Requirement
From the first line to the last, reproduce the records below exactly, omitting any picture.
### Extracted material ###
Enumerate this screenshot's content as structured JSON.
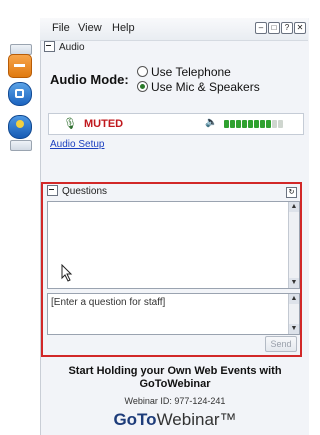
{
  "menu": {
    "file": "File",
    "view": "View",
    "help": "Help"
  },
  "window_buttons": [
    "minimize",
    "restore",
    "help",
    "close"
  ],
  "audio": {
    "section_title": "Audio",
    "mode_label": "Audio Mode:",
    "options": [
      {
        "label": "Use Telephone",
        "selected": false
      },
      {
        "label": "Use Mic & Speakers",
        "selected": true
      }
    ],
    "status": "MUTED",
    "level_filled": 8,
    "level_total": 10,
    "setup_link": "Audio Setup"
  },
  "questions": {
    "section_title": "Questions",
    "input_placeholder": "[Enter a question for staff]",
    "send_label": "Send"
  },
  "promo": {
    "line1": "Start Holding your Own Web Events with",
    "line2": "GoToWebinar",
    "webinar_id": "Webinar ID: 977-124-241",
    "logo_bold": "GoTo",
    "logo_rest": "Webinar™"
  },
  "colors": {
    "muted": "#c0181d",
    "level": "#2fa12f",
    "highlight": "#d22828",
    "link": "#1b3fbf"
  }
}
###
Answer for the task
Enumerate this screenshot's content as structured JSON.
{
  "menu": {
    "file": "File",
    "view": "View",
    "help": "Help"
  },
  "window_buttons": [
    "minimize",
    "restore",
    "help",
    "close"
  ],
  "audio": {
    "section_title": "Audio",
    "mode_label": "Audio Mode:",
    "options": [
      {
        "label": "Use Telephone",
        "selected": false
      },
      {
        "label": "Use Mic & Speakers",
        "selected": true
      }
    ],
    "status": "MUTED",
    "level_filled": 8,
    "level_total": 10,
    "setup_link": "Audio Setup"
  },
  "questions": {
    "section_title": "Questions",
    "input_placeholder": "[Enter a question for staff]",
    "send_label": "Send"
  },
  "promo": {
    "line1": "Start Holding your Own Web Events with",
    "line2": "GoToWebinar",
    "webinar_id": "Webinar ID: 977-124-241",
    "logo_bold": "GoTo",
    "logo_rest": "Webinar™"
  },
  "colors": {
    "muted": "#c0181d",
    "level": "#2fa12f",
    "highlight": "#d22828",
    "link": "#1b3fbf"
  }
}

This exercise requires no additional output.